» **THE PROBLEM**:
The expected answer is all of the entries, written out exactly.

» **RECORDS TO PROCESS**:
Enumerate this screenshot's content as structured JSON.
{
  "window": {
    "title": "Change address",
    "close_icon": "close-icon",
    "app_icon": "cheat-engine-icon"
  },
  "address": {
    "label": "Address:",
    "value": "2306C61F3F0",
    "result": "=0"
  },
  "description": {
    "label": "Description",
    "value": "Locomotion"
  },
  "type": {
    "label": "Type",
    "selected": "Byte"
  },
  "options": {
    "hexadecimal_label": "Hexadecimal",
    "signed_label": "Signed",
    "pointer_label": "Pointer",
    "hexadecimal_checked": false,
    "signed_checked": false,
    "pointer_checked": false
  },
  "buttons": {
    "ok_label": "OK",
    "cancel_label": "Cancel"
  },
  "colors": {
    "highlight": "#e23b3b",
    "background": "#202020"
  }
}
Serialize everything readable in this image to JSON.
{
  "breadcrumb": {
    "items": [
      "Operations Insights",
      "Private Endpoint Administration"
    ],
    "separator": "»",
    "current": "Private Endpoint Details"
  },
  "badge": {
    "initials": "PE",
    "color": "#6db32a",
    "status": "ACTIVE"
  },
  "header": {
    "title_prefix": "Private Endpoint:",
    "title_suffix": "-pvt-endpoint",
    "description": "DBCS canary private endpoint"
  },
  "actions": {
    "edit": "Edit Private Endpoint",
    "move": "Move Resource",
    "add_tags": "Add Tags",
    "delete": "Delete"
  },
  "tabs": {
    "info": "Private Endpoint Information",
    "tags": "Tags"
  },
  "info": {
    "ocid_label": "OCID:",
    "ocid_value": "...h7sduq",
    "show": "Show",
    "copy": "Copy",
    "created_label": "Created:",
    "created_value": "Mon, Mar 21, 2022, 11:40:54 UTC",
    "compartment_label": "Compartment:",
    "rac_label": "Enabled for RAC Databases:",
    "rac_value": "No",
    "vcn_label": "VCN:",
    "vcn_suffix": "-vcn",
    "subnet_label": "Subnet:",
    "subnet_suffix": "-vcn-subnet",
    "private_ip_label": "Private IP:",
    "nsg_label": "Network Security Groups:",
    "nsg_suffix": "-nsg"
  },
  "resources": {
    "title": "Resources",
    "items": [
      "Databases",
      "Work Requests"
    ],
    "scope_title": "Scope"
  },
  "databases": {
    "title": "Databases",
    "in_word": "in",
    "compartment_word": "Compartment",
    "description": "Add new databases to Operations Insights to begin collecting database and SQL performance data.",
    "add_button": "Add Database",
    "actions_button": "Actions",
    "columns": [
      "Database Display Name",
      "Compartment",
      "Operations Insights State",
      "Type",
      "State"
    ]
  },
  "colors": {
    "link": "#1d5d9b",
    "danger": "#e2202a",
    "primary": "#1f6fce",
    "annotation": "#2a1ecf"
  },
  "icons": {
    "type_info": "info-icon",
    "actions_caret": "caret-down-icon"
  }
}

» **EXPECTED OUTPUT**:
Enumerate this screenshot's content as structured JSON.
{
  "window": {
    "title": "Change address",
    "close_icon": "close-icon",
    "app_icon": "cheat-engine-icon"
  },
  "address": {
    "label": "Address:",
    "value": "2306C61F3F0",
    "result": "=0"
  },
  "description": {
    "label": "Description",
    "value": "Locomotion"
  },
  "type": {
    "label": "Type",
    "selected": "Byte"
  },
  "options": {
    "hexadecimal_label": "Hexadecimal",
    "signed_label": "Signed",
    "pointer_label": "Pointer",
    "hexadecimal_checked": false,
    "signed_checked": false,
    "pointer_checked": false
  },
  "buttons": {
    "ok_label": "OK",
    "cancel_label": "Cancel"
  },
  "colors": {
    "highlight": "#e23b3b",
    "background": "#202020"
  }
}
Serialize everything readable in this image to JSON.
{
  "breadcrumb": {
    "items": [
      "Operations Insights",
      "Private Endpoint Administration"
    ],
    "separator": "»",
    "current": "Private Endpoint Details"
  },
  "badge": {
    "initials": "PE",
    "color": "#6db32a",
    "status": "ACTIVE"
  },
  "header": {
    "title_prefix": "Private Endpoint:",
    "title_suffix": "-pvt-endpoint",
    "description": "DBCS canary private endpoint"
  },
  "actions": {
    "edit": "Edit Private Endpoint",
    "move": "Move Resource",
    "add_tags": "Add Tags",
    "delete": "Delete"
  },
  "tabs": {
    "info": "Private Endpoint Information",
    "tags": "Tags"
  },
  "info": {
    "ocid_label": "OCID:",
    "ocid_value": "...h7sduq",
    "show": "Show",
    "copy": "Copy",
    "created_label": "Created:",
    "created_value": "Mon, Mar 21, 2022, 11:40:54 UTC",
    "compartment_label": "Compartment:",
    "rac_label": "Enabled for RAC Databases:",
    "rac_value": "No",
    "vcn_label": "VCN:",
    "vcn_suffix": "-vcn",
    "subnet_label": "Subnet:",
    "subnet_suffix": "-vcn-subnet",
    "private_ip_label": "Private IP:",
    "nsg_label": "Network Security Groups:",
    "nsg_suffix": "-nsg"
  },
  "resources": {
    "title": "Resources",
    "items": [
      "Databases",
      "Work Requests"
    ],
    "scope_title": "Scope"
  },
  "databases": {
    "title": "Databases",
    "in_word": "in",
    "compartment_word": "Compartment",
    "description": "Add new databases to Operations Insights to begin collecting database and SQL performance data.",
    "add_button": "Add Database",
    "actions_button": "Actions",
    "columns": [
      "Database Display Name",
      "Compartment",
      "Operations Insights State",
      "Type",
      "State"
    ]
  },
  "colors": {
    "link": "#1d5d9b",
    "danger": "#e2202a",
    "primary": "#1f6fce",
    "annotation": "#2a1ecf"
  },
  "icons": {
    "type_info": "info-icon",
    "actions_caret": "caret-down-icon"
  }
}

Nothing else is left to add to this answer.